About the Award

In accordance with the guidelines, the Hellmann prize is awarded for excellent scientific achievements from the overall field of theoretical chemistry to junior scientists (typically not over 40 years), which do not have a lifetime professorship yet and which are associated with the German-speaking research landscape.

The price is awarded yearly since 1999 (except for 2009 and 2015):

Year Awardee
2021 Dr. Martin Brehm
2020 Prof. Dr. Jeremy Richardson
2019 Prof. Dr. Thomas Jagau
2018 Prof. Dr. Bettina Keller
2017 Prof. Dr. Sandra Luber
2016 Prof. Dr. Ralf Tonner
2014 Prof. Dr. Christoph Jacob
2013 Prof. Dr. Jörg Behler
2012 Prof. Dr. Johannes Kästner
2011 Prof. Dr. Daniel Sebastiani
2010 Prof. Dr. Andreas Köhn
2008 Prof. Dr. Robert Berger
2007 Prof. Dr. Andreas Dreuw
2006 Prof. Dr. Michael Thoss
2005 Prof. Dr. Frank Neese
2004 Prof. Dr. Christof Hättig
2003 Prof. Dr. Georg Kresse
2002 Prof. Dr. Klaus R. Liedl
2001 Prof. Dr. Uwe Manthe
2000 Prof. Dr. Andreas Görling
1999 Prof. Dr. Willem M. Klopper

Hans G. A. Hellmann (1903–1938), born in Wilhelmshaven on October 14, 1903, studied experimental physics in Stuttgart. As a postdoc in Hanover, he focused on the new science of quantum chemistry. He discovered the molecular virial theorem and derived the nowadays well-known Hellmann–Feynman theorem. Furthermore, he anticipated several basic concepts explaining the nature of the chemical bond.

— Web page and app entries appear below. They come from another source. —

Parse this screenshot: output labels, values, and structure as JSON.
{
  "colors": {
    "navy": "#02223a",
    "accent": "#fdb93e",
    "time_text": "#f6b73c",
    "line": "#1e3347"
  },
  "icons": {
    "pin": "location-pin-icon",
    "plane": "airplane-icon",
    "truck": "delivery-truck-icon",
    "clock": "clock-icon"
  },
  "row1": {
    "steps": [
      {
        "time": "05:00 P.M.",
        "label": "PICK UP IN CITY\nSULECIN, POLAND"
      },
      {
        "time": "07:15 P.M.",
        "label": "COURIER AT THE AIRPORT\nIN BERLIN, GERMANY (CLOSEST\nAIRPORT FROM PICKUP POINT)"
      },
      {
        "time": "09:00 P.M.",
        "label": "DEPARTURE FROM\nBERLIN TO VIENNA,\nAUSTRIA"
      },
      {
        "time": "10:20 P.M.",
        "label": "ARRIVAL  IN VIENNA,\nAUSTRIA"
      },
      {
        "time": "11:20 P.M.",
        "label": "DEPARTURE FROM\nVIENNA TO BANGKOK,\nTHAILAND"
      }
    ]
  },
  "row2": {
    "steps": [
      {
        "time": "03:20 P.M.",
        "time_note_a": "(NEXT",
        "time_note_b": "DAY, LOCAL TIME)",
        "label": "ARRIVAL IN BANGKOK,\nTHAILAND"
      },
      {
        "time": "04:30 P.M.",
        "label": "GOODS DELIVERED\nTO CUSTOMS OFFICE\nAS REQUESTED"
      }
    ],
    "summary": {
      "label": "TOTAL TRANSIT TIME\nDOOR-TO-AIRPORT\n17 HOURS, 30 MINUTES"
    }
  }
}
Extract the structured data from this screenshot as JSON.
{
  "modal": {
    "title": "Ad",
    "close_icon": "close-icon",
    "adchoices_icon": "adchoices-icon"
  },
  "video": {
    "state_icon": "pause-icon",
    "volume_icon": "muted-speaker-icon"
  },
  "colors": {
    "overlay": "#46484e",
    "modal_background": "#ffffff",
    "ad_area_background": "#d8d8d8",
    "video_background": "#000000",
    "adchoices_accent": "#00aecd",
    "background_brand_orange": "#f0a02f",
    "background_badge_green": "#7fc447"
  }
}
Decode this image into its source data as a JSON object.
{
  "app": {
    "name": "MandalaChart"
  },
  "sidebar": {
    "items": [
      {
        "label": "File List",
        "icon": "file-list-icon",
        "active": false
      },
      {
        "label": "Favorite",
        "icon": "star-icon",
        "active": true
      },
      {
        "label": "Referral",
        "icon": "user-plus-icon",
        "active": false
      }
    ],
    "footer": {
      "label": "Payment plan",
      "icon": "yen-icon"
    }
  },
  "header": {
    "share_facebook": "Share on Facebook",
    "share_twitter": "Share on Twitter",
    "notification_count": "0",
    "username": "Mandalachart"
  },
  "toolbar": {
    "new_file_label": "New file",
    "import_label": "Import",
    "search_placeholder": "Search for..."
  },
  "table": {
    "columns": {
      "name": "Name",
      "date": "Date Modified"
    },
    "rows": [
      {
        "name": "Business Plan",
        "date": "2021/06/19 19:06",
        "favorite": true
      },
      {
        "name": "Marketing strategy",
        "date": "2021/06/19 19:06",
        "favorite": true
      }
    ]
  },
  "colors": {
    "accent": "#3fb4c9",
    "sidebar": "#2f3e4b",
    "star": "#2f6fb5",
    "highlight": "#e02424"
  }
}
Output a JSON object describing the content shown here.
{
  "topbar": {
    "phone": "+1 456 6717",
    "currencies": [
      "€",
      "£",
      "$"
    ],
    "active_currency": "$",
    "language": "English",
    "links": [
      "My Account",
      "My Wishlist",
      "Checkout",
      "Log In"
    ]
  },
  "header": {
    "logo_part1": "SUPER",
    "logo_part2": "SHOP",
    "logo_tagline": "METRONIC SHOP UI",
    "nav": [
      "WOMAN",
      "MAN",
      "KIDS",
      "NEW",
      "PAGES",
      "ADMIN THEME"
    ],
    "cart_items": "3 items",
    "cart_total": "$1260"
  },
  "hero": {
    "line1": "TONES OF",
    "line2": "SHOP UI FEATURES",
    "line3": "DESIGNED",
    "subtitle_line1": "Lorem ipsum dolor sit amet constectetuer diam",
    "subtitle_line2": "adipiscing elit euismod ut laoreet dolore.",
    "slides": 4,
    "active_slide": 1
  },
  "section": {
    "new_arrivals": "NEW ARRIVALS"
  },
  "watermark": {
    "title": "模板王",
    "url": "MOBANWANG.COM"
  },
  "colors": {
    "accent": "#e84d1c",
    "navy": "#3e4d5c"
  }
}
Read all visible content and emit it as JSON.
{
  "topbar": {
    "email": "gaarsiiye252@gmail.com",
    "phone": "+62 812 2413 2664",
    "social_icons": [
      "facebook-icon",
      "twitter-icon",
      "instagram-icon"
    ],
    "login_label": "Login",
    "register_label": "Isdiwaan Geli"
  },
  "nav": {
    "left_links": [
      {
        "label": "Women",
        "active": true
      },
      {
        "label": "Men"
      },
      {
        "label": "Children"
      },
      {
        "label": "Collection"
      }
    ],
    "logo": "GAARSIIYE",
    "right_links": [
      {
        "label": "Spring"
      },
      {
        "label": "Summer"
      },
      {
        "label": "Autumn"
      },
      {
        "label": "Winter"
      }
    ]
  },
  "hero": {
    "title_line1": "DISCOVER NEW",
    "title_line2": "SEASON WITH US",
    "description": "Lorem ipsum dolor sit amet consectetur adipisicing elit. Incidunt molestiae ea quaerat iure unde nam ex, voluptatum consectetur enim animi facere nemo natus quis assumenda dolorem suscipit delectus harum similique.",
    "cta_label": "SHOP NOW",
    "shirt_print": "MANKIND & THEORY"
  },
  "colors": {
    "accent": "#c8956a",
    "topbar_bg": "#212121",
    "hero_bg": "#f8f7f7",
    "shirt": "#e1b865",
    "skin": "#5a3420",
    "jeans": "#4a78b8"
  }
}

He developed the “diatomics in molecules” approach and in particular the effective core potential method for molecules and solids, all this already in 1933/34. In 1937, he completed one of the first textbooks on quantum chemistry, covering and illuminating all essential topics, including intermolecular interactions as well as diabatic and adiabatic reactions. Hans Hellmann was forced to leave Nazi Germany in 1934, he changed to the Karpov institute in Moscow, where he was liquidated during the “great terror” on May 29, 1938.

Source: Short Biography of Hellmann